Task to complete: Work out how many lines in the data include the string "here"; reply with that number alone.

Records to use:
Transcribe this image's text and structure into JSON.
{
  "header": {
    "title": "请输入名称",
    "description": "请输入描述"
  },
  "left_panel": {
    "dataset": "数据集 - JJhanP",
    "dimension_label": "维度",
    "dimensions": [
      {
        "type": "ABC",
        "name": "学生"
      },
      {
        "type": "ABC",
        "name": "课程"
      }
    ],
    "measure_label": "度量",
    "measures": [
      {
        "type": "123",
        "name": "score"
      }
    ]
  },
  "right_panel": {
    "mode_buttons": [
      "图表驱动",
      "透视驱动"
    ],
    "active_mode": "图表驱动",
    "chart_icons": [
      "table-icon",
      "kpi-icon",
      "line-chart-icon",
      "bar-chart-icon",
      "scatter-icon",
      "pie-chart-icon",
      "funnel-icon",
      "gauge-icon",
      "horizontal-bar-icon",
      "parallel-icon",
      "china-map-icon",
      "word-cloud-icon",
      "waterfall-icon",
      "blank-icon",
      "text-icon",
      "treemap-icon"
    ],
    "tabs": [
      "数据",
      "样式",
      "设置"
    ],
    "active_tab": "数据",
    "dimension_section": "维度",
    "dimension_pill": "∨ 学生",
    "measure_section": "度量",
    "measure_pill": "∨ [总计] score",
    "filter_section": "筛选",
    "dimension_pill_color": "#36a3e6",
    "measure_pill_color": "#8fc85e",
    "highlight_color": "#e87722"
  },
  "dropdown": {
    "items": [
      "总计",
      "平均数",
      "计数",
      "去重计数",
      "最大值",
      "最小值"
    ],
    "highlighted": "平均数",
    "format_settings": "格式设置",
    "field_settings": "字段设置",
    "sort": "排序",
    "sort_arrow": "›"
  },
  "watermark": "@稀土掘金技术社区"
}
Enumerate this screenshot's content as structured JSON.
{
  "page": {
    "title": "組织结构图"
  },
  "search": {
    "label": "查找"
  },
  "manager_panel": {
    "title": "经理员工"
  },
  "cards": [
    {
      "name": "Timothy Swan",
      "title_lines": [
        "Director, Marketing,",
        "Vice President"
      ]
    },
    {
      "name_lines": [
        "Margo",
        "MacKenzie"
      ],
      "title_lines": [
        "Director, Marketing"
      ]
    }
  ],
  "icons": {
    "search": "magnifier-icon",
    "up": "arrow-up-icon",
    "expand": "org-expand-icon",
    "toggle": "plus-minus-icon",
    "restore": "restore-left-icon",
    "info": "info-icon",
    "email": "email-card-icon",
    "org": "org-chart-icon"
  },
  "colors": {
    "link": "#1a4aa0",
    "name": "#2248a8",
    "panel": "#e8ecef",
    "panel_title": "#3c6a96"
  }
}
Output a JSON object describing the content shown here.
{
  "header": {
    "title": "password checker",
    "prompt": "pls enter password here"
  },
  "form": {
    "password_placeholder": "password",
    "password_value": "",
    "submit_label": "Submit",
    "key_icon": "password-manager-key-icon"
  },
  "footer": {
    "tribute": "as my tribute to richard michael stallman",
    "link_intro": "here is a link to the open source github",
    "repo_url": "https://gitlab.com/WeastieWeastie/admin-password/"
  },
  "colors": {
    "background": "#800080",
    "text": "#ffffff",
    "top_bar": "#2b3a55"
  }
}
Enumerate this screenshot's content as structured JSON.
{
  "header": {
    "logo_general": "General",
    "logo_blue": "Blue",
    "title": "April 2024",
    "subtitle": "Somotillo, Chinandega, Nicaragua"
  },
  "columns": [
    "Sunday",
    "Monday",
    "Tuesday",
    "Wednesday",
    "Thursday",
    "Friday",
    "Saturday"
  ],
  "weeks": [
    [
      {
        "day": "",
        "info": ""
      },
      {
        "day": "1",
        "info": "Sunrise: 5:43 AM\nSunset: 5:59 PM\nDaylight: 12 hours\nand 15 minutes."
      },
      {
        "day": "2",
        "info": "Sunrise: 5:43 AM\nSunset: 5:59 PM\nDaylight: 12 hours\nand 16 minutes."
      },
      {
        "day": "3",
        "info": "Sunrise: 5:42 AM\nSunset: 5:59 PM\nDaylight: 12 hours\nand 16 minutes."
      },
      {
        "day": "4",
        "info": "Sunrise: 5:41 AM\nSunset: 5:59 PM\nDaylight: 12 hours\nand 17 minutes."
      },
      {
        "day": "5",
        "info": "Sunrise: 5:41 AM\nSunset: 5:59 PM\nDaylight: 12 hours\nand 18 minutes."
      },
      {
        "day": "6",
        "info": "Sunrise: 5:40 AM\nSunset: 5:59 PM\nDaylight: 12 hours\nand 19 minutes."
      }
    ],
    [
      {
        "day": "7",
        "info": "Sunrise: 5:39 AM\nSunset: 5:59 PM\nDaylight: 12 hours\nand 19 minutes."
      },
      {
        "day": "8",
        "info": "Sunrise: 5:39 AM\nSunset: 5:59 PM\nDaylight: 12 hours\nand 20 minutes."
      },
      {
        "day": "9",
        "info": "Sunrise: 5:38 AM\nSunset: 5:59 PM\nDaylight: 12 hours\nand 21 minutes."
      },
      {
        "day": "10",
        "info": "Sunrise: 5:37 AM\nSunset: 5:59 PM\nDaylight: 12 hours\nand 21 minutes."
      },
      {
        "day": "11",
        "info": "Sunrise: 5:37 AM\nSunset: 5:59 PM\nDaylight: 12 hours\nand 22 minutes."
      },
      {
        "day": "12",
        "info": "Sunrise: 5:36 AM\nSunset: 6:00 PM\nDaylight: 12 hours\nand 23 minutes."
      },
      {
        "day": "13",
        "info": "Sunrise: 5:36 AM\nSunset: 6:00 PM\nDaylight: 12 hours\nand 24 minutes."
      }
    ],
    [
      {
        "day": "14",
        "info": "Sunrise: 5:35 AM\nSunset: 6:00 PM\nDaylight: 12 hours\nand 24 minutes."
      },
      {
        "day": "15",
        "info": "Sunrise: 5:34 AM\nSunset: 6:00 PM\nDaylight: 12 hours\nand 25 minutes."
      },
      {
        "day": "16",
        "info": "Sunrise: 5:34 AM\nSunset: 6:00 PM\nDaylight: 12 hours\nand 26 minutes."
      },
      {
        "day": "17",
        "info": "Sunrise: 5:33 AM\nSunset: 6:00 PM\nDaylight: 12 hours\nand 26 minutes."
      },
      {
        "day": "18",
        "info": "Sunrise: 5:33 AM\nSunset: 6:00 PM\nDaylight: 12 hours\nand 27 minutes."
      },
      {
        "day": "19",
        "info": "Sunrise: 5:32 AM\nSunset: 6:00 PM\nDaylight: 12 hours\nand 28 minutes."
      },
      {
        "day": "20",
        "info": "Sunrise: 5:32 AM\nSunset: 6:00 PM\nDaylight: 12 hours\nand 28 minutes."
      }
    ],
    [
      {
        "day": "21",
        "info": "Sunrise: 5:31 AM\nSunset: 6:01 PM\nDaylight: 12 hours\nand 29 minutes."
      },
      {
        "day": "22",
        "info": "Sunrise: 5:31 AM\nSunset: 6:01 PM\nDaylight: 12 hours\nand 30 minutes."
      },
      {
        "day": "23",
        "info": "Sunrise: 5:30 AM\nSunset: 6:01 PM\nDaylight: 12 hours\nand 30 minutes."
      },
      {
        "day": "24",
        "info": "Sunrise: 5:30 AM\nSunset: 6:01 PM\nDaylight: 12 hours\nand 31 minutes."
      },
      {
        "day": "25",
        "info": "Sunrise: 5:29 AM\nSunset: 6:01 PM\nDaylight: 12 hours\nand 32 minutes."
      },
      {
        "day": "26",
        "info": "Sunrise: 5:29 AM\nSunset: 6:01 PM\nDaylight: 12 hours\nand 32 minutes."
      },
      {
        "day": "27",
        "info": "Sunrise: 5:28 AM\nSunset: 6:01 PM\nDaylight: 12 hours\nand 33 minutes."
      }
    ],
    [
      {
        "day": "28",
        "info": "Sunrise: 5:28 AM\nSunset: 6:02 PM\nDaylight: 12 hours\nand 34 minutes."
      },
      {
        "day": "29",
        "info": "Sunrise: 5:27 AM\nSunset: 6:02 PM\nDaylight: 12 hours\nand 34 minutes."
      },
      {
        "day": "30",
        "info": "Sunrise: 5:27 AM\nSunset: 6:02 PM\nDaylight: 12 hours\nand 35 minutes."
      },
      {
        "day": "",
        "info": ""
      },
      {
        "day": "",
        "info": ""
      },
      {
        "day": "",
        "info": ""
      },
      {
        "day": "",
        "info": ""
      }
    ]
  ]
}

Answer: 3